Data for analysis:

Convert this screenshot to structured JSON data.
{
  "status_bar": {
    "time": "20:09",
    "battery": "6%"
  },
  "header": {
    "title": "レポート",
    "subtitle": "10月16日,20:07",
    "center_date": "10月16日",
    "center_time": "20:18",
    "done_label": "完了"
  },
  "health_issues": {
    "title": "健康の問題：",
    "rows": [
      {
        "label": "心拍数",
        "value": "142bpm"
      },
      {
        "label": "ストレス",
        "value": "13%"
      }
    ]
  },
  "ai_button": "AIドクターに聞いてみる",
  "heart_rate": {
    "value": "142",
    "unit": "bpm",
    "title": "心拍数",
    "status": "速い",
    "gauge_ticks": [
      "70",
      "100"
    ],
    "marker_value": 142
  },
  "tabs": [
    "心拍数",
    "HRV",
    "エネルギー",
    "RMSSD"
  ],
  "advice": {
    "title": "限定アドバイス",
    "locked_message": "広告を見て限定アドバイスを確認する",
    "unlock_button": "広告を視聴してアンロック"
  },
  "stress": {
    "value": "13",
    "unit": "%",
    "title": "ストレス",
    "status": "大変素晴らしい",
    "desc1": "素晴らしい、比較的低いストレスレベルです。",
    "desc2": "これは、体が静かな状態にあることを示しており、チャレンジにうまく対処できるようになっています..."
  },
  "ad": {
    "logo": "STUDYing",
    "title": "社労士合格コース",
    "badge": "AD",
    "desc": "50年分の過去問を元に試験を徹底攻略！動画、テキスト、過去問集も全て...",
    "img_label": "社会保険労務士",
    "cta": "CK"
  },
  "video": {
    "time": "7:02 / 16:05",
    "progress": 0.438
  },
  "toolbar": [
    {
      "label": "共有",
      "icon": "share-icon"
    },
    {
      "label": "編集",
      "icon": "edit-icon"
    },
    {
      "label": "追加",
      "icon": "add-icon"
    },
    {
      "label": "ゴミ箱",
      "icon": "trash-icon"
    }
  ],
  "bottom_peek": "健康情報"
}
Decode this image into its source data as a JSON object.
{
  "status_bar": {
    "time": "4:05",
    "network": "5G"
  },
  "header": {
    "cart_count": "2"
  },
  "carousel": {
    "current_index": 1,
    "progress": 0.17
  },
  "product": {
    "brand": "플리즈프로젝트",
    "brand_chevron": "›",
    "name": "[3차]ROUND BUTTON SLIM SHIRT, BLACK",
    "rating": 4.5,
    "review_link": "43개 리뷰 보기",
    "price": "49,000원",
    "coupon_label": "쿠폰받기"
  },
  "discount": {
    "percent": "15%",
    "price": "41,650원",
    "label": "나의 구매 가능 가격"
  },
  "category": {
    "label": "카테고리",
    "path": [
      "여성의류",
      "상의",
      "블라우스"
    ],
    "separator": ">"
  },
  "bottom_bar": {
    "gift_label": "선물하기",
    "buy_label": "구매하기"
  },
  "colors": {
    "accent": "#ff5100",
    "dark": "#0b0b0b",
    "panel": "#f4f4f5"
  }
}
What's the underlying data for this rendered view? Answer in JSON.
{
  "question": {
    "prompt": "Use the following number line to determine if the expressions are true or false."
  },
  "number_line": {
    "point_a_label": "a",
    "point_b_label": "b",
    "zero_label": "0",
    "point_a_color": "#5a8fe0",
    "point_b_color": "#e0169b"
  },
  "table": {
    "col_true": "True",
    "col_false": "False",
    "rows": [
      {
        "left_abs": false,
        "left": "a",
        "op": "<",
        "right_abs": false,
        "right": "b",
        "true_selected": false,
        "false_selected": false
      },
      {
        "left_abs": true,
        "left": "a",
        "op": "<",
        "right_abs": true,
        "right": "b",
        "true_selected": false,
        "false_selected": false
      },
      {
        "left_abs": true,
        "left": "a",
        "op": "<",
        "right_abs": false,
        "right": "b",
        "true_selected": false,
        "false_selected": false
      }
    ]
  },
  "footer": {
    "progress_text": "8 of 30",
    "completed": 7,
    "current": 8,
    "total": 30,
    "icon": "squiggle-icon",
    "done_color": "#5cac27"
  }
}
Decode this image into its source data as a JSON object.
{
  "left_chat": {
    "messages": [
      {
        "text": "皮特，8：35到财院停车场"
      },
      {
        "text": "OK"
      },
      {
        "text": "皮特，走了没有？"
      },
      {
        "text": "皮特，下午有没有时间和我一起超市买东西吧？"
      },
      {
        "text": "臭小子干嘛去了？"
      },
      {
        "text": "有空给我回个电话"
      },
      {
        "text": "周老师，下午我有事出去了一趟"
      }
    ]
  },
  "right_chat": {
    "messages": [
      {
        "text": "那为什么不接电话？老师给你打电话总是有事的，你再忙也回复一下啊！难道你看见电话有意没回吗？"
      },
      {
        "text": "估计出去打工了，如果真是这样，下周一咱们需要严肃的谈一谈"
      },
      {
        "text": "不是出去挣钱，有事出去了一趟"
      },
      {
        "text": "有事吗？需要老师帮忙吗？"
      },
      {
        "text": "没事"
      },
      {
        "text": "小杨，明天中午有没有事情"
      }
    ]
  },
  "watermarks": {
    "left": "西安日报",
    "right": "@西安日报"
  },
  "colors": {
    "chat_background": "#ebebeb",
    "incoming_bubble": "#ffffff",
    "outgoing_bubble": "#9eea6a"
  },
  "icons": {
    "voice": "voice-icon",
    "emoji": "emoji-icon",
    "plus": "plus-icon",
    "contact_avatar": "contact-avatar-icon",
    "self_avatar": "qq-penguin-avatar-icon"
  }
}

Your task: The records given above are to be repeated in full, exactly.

Task result:
Convert this screenshot to structured JSON data.
{
  "status_bar": {
    "time": "20:09",
    "battery": "6%"
  },
  "header": {
    "title": "レポート",
    "subtitle": "10月16日,20:07",
    "center_date": "10月16日",
    "center_time": "20:18",
    "done_label": "完了"
  },
  "health_issues": {
    "title": "健康の問題：",
    "rows": [
      {
        "label": "心拍数",
        "value": "142bpm"
      },
      {
        "label": "ストレス",
        "value": "13%"
      }
    ]
  },
  "ai_button": "AIドクターに聞いてみる",
  "heart_rate": {
    "value": "142",
    "unit": "bpm",
    "title": "心拍数",
    "status": "速い",
    "gauge_ticks": [
      "70",
      "100"
    ],
    "marker_value": 142
  },
  "tabs": [
    "心拍数",
    "HRV",
    "エネルギー",
    "RMSSD"
  ],
  "advice": {
    "title": "限定アドバイス",
    "locked_message": "広告を見て限定アドバイスを確認する",
    "unlock_button": "広告を視聴してアンロック"
  },
  "stress": {
    "value": "13",
    "unit": "%",
    "title": "ストレス",
    "status": "大変素晴らしい",
    "desc1": "素晴らしい、比較的低いストレスレベルです。",
    "desc2": "これは、体が静かな状態にあることを示しており、チャレンジにうまく対処できるようになっています..."
  },
  "ad": {
    "logo": "STUDYing",
    "title": "社労士合格コース",
    "badge": "AD",
    "desc": "50年分の過去問を元に試験を徹底攻略！動画、テキスト、過去問集も全て...",
    "img_label": "社会保険労務士",
    "cta": "CK"
  },
  "video": {
    "time": "7:02 / 16:05",
    "progress": 0.438
  },
  "toolbar": [
    {
      "label": "共有",
      "icon": "share-icon"
    },
    {
      "label": "編集",
      "icon": "edit-icon"
    },
    {
      "label": "追加",
      "icon": "add-icon"
    },
    {
      "label": "ゴミ箱",
      "icon": "trash-icon"
    }
  ],
  "bottom_peek": "健康情報"
}
Decode this image into its source data as a JSON object.
{
  "status_bar": {
    "time": "4:05",
    "network": "5G"
  },
  "header": {
    "cart_count": "2"
  },
  "carousel": {
    "current_index": 1,
    "progress": 0.17
  },
  "product": {
    "brand": "플리즈프로젝트",
    "brand_chevron": "›",
    "name": "[3차]ROUND BUTTON SLIM SHIRT, BLACK",
    "rating": 4.5,
    "review_link": "43개 리뷰 보기",
    "price": "49,000원",
    "coupon_label": "쿠폰받기"
  },
  "discount": {
    "percent": "15%",
    "price": "41,650원",
    "label": "나의 구매 가능 가격"
  },
  "category": {
    "label": "카테고리",
    "path": [
      "여성의류",
      "상의",
      "블라우스"
    ],
    "separator": ">"
  },
  "bottom_bar": {
    "gift_label": "선물하기",
    "buy_label": "구매하기"
  },
  "colors": {
    "accent": "#ff5100",
    "dark": "#0b0b0b",
    "panel": "#f4f4f5"
  }
}
What's the underlying data for this rendered view? Answer in JSON.
{
  "question": {
    "prompt": "Use the following number line to determine if the expressions are true or false."
  },
  "number_line": {
    "point_a_label": "a",
    "point_b_label": "b",
    "zero_label": "0",
    "point_a_color": "#5a8fe0",
    "point_b_color": "#e0169b"
  },
  "table": {
    "col_true": "True",
    "col_false": "False",
    "rows": [
      {
        "left_abs": false,
        "left": "a",
        "op": "<",
        "right_abs": false,
        "right": "b",
        "true_selected": false,
        "false_selected": false
      },
      {
        "left_abs": true,
        "left": "a",
        "op": "<",
        "right_abs": true,
        "right": "b",
        "true_selected": false,
        "false_selected": false
      },
      {
        "left_abs": true,
        "left": "a",
        "op": "<",
        "right_abs": false,
        "right": "b",
        "true_selected": false,
        "false_selected": false
      }
    ]
  },
  "footer": {
    "progress_text": "8 of 30",
    "completed": 7,
    "current": 8,
    "total": 30,
    "icon": "squiggle-icon",
    "done_color": "#5cac27"
  }
}
Decode this image into its source data as a JSON object.
{
  "left_chat": {
    "messages": [
      {
        "text": "皮特，8：35到财院停车场"
      },
      {
        "text": "OK"
      },
      {
        "text": "皮特，走了没有？"
      },
      {
        "text": "皮特，下午有没有时间和我一起超市买东西吧？"
      },
      {
        "text": "臭小子干嘛去了？"
      },
      {
        "text": "有空给我回个电话"
      },
      {
        "text": "周老师，下午我有事出去了一趟"
      }
    ]
  },
  "right_chat": {
    "messages": [
      {
        "text": "那为什么不接电话？老师给你打电话总是有事的，你再忙也回复一下啊！难道你看见电话有意没回吗？"
      },
      {
        "text": "估计出去打工了，如果真是这样，下周一咱们需要严肃的谈一谈"
      },
      {
        "text": "不是出去挣钱，有事出去了一趟"
      },
      {
        "text": "有事吗？需要老师帮忙吗？"
      },
      {
        "text": "没事"
      },
      {
        "text": "小杨，明天中午有没有事情"
      }
    ]
  },
  "watermarks": {
    "left": "西安日报",
    "right": "@西安日报"
  },
  "colors": {
    "chat_background": "#ebebeb",
    "incoming_bubble": "#ffffff",
    "outgoing_bubble": "#9eea6a"
  },
  "icons": {
    "voice": "voice-icon",
    "emoji": "emoji-icon",
    "plus": "plus-icon",
    "contact_avatar": "contact-avatar-icon",
    "self_avatar": "qq-penguin-avatar-icon"
  }
}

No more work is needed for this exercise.